There is no consensus about the standardized uptake value maximum (SUVmax) cut-off value to characterize pleural thickening worldwide. Sometimes, this causes unnecessary invasive diagnostic procedures. Our first aim is to determine a cut-off value for SUVmax. Secondly, we try to answer the following question: If we use this cut-off value together with morphological parameters, can we differentiate benign thickening from malignant pleural mesothelioma (MPM) more accurately?

Material and methods:
Thirty-seven patients who underwent 2-deoxy-2-fluoro-D-glucose ([18F]FDG) positron emission tomography/computed tomography (PET/CT) before pleural biopsy were included the study. All of patients had histopathologically proven primary pleural disease. Their [18F]FDG-PET/CT imaging reports were re-assessed.

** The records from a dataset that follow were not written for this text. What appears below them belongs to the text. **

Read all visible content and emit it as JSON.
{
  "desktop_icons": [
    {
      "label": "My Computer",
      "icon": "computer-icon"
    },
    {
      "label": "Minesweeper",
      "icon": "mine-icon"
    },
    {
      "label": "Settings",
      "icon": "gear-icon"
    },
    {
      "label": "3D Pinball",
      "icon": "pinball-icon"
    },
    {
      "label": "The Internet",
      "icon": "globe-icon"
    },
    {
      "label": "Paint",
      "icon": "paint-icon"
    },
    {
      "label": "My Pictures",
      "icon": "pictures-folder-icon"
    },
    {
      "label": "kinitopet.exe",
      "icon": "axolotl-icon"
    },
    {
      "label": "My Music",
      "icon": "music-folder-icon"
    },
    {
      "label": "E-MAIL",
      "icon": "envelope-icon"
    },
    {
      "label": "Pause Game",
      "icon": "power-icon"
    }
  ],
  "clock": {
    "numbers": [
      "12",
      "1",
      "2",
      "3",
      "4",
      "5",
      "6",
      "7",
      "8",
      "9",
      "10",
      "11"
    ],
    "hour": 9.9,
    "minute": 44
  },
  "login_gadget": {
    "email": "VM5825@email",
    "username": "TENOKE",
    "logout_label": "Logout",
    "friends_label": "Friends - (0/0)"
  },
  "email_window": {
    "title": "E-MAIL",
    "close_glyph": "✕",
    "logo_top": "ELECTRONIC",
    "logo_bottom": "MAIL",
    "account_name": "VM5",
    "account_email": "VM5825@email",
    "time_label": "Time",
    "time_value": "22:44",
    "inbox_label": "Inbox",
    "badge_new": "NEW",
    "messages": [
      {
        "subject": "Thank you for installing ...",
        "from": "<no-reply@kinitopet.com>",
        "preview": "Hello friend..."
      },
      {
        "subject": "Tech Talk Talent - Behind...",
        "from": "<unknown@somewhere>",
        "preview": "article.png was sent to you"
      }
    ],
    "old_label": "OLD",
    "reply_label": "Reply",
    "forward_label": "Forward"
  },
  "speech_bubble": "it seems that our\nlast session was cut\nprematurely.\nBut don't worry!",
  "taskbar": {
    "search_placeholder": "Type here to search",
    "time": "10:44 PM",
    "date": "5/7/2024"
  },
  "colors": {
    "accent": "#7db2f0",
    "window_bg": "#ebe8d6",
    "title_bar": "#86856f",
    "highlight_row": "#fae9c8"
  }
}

If a patient’s SUVmax or size of the thickening was not mentioned in the report, we calculated it with their [18F]FDG-PET/CT.

Age, pleural effusion, size, and SUVmax were found to have a relationship with MPM. We found the size > 14 mm, and SUVmax > 4.0 as cut-off values for MPM. The sensitivity, specificity, positive predictive value (PPV), and negative predictive value (NPV) for size > 14 mm were found to be 86.4%, 85.2%, 82.6%, 88.5%, respectively. For SUVmax > 4.0, sensitivity, specificity, PPV, NPV were 90.9%, 87.0%, 85.1%, 92.2%, respectively.

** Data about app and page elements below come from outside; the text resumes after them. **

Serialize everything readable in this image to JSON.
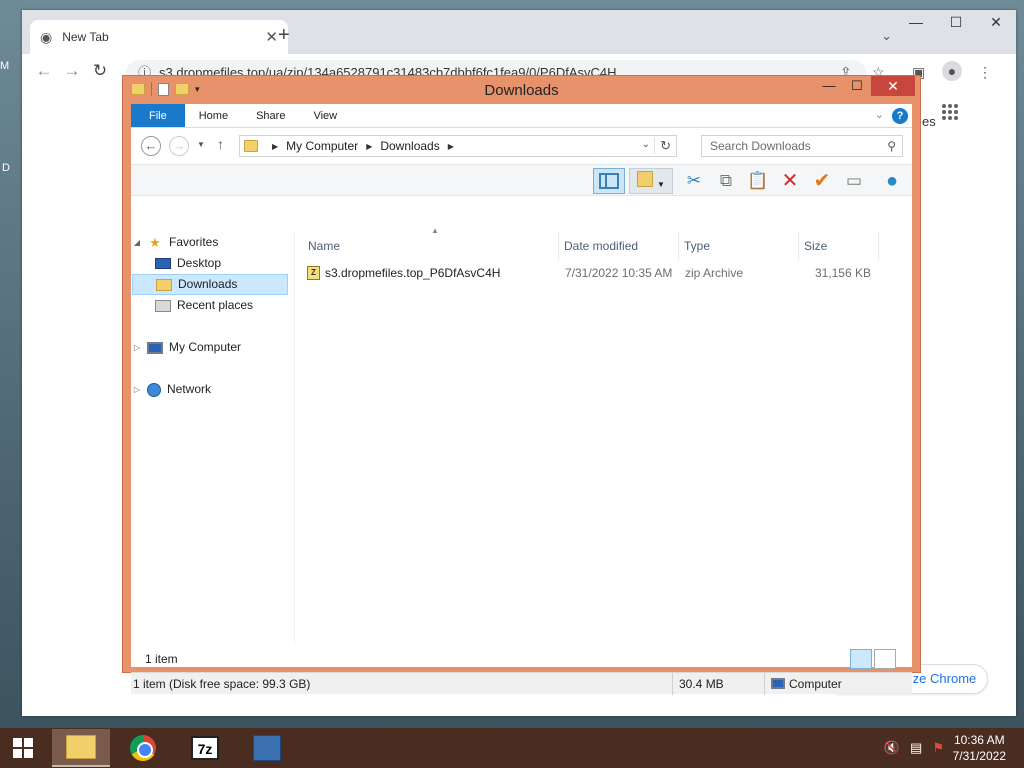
{
  "desktop": {
    "edge_top": "M",
    "edge_mid": "D"
  },
  "chrome": {
    "tab_title": "New Tab",
    "tab_close": "✕",
    "new_tab": "+",
    "win_min": "—",
    "win_max": "☐",
    "win_close": "✕",
    "url": "s3.dropmefiles.top/ua/zip/134a6528791c31483cb7dbbf6fc1fea9/0/P6DfAsvC4H",
    "right_snippet": "es",
    "customize": "Customize Chrome"
  },
  "explorer": {
    "title": "Downloads",
    "ribbon_tabs": [
      "File",
      "Home",
      "Share",
      "View"
    ],
    "address": [
      "My Computer",
      "Downloads"
    ],
    "search_placeholder": "Search Downloads",
    "nav": {
      "favorites": "Favorites",
      "desktop": "Desktop",
      "downloads": "Downloads",
      "recent": "Recent places",
      "computer": "My Computer",
      "network": "Network"
    },
    "columns": [
      "Name",
      "Date modified",
      "Type",
      "Size"
    ],
    "files": [
      {
        "name": "s3.dropmefiles.top_P6DfAsvC4H",
        "date": "7/31/2022 10:35 AM",
        "type": "zip Archive",
        "size": "31,156 KB"
      }
    ],
    "item_count": "1 item",
    "status": {
      "left": "1 item (Disk free space: 99.3 GB)",
      "size": "30.4 MB",
      "location": "Computer"
    }
  },
  "taskbar": {
    "time": "10:36 AM",
    "date": "7/31/2022",
    "sevenzip_label": "7z"
  }
}
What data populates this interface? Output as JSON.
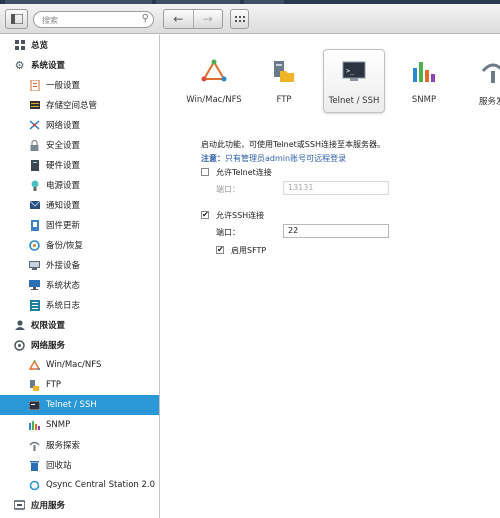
{
  "toolbar": {
    "search_placeholder": "搜索",
    "back_glyph": "←",
    "forward_glyph": "→"
  },
  "sidebar": {
    "overview": "总览",
    "system_settings": "系统设置",
    "general": "一般设置",
    "storage": "存储空间总管",
    "network": "网络设置",
    "security": "安全设置",
    "hardware": "硬件设置",
    "power": "电源设置",
    "notification": "通知设置",
    "firmware": "固件更新",
    "backup": "备份/恢复",
    "external": "外接设备",
    "status": "系统状态",
    "logs": "系统日志",
    "privileges": "权限设置",
    "network_services": "网络服务",
    "win_mac_nfs": "Win/Mac/NFS",
    "ftp": "FTP",
    "telnet_ssh": "Telnet / SSH",
    "snmp": "SNMP",
    "service_discovery": "服务探索",
    "recycle": "回收站",
    "qsync": "Qsync Central Station 2.0",
    "app_services": "应用服务"
  },
  "tabs": {
    "win_mac_nfs": "Win/Mac/NFS",
    "ftp": "FTP",
    "telnet_ssh": "Telnet / SSH",
    "snmp": "SNMP",
    "service_partial": "服务发"
  },
  "form": {
    "intro": "启动此功能，可使用Telnet或SSH连接至本服务器。",
    "note_label": "注意：",
    "note_text": "只有管理员admin账号可远程登录",
    "allow_telnet": "允许Telnet连接",
    "telnet_port_label": "端口：",
    "telnet_port_value": "13131",
    "allow_ssh": "允许SSH连接",
    "ssh_port_label": "端口：",
    "ssh_port_value": "22",
    "enable_sftp": "启用SFTP",
    "checked_mark": "✔"
  },
  "colors": {
    "active": "#2a98d6",
    "note": "#2d5ea8"
  }
}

If a patient has SUVmax > 4.0 and/or size > 14 mm, the risk of MPM is high. These patients should undergo biopsy. If a patient’s SUVmax < 4.0, size < 14 mm and does not have pleural effusion, he/she has low risk for MPM. These patients can undergo the follow-up. If a patient’s SUVmax < 4, size < 14, and has pleural effusion the MPM risk is approximately 4%. These patients can undergo biopsy/cytology/follow-up. Novel studies are needed for these patients.